Records excerpted from a collection
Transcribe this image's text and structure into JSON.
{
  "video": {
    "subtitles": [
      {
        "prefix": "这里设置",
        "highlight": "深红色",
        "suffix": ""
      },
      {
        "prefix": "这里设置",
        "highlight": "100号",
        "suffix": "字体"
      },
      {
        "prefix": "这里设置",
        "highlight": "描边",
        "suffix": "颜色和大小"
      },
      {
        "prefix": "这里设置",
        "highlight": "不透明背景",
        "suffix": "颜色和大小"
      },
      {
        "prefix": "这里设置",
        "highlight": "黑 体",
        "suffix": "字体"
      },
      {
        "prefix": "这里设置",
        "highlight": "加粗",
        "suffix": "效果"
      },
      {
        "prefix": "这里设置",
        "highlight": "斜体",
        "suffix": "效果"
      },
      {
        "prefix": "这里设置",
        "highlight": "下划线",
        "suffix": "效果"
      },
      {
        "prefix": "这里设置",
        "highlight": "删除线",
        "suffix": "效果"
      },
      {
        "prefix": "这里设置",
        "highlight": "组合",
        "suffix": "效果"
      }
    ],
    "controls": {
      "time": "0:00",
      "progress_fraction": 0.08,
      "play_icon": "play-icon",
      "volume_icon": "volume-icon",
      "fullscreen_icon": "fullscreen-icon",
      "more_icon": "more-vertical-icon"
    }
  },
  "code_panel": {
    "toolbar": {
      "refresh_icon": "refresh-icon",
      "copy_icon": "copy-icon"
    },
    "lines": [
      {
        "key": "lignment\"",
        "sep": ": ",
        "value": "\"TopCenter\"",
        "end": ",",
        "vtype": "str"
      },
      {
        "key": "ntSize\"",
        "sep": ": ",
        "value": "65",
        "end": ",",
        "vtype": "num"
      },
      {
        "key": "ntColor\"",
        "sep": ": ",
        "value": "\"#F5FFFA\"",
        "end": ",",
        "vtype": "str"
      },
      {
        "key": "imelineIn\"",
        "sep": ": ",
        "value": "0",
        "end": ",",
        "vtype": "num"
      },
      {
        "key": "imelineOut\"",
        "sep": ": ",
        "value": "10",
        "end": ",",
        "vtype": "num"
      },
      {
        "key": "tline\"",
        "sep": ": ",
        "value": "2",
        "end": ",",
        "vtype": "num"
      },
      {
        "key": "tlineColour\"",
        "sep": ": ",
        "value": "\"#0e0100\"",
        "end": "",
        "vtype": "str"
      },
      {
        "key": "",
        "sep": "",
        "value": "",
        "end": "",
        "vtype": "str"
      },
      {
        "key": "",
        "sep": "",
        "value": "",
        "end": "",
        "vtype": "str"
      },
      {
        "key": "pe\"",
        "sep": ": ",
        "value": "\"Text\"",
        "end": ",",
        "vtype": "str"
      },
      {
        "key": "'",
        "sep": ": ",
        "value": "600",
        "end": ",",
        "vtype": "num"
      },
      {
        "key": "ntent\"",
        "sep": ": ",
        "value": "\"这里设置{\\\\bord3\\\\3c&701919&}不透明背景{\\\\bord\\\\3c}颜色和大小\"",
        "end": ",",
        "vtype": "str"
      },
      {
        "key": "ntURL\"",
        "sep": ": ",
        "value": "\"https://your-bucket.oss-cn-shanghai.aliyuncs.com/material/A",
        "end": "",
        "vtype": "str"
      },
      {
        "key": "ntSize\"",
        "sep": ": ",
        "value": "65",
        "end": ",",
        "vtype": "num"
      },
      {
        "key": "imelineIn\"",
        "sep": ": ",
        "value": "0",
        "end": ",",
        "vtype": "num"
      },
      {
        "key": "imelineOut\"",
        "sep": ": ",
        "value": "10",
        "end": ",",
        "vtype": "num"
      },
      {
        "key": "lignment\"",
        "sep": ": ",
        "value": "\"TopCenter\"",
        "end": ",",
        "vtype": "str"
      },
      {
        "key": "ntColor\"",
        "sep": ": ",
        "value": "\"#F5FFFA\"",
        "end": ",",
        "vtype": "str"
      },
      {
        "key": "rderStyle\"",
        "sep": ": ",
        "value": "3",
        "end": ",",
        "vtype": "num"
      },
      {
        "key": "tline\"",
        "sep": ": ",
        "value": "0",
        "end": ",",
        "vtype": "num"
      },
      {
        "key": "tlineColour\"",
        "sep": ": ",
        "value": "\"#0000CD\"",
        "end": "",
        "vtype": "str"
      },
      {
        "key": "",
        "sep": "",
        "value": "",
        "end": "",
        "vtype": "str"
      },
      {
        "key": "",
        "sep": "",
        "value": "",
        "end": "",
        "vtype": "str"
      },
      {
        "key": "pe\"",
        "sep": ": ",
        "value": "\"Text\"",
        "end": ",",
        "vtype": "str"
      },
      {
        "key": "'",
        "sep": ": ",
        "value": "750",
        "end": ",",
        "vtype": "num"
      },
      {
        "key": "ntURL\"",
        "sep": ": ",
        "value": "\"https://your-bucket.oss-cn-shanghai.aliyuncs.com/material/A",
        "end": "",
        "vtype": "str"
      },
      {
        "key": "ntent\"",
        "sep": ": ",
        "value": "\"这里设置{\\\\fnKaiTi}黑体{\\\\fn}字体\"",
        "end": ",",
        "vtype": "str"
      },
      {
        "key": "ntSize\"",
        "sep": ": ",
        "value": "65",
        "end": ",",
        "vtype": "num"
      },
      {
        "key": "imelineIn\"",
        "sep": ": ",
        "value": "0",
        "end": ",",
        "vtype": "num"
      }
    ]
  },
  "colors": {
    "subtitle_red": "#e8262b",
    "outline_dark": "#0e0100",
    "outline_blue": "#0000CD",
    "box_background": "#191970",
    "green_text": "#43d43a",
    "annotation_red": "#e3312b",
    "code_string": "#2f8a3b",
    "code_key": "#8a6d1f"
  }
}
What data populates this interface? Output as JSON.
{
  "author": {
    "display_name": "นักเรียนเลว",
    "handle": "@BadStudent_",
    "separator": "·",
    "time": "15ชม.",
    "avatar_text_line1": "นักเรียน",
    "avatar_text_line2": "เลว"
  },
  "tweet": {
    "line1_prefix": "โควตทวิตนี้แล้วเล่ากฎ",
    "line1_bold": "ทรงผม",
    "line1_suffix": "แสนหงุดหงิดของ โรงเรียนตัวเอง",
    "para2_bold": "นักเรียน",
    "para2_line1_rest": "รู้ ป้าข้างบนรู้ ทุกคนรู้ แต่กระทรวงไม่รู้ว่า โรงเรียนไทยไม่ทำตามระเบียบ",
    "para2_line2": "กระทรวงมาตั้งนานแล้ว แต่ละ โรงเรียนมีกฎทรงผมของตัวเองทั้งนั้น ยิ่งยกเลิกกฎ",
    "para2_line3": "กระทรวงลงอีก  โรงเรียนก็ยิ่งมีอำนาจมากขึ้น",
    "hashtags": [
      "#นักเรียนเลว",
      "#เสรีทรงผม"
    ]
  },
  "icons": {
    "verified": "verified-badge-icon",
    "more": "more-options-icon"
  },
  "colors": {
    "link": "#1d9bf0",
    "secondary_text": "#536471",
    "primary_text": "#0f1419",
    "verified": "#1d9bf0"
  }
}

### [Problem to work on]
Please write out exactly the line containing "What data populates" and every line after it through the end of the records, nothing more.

### [Result of the task]
What data populates this interface? Output as JSON.
{
  "author": {
    "display_name": "นักเรียนเลว",
    "handle": "@BadStudent_",
    "separator": "·",
    "time": "15ชม.",
    "avatar_text_line1": "นักเรียน",
    "avatar_text_line2": "เลว"
  },
  "tweet": {
    "line1_prefix": "โควตทวิตนี้แล้วเล่ากฎ",
    "line1_bold": "ทรงผม",
    "line1_suffix": "แสนหงุดหงิดของ โรงเรียนตัวเอง",
    "para2_bold": "นักเรียน",
    "para2_line1_rest": "รู้ ป้าข้างบนรู้ ทุกคนรู้ แต่กระทรวงไม่รู้ว่า โรงเรียนไทยไม่ทำตามระเบียบ",
    "para2_line2": "กระทรวงมาตั้งนานแล้ว แต่ละ โรงเรียนมีกฎทรงผมของตัวเองทั้งนั้น ยิ่งยกเลิกกฎ",
    "para2_line3": "กระทรวงลงอีก  โรงเรียนก็ยิ่งมีอำนาจมากขึ้น",
    "hashtags": [
      "#นักเรียนเลว",
      "#เสรีทรงผม"
    ]
  },
  "icons": {
    "verified": "verified-badge-icon",
    "more": "more-options-icon"
  },
  "colors": {
    "link": "#1d9bf0",
    "secondary_text": "#536471",
    "primary_text": "#0f1419",
    "verified": "#1d9bf0"
  }
}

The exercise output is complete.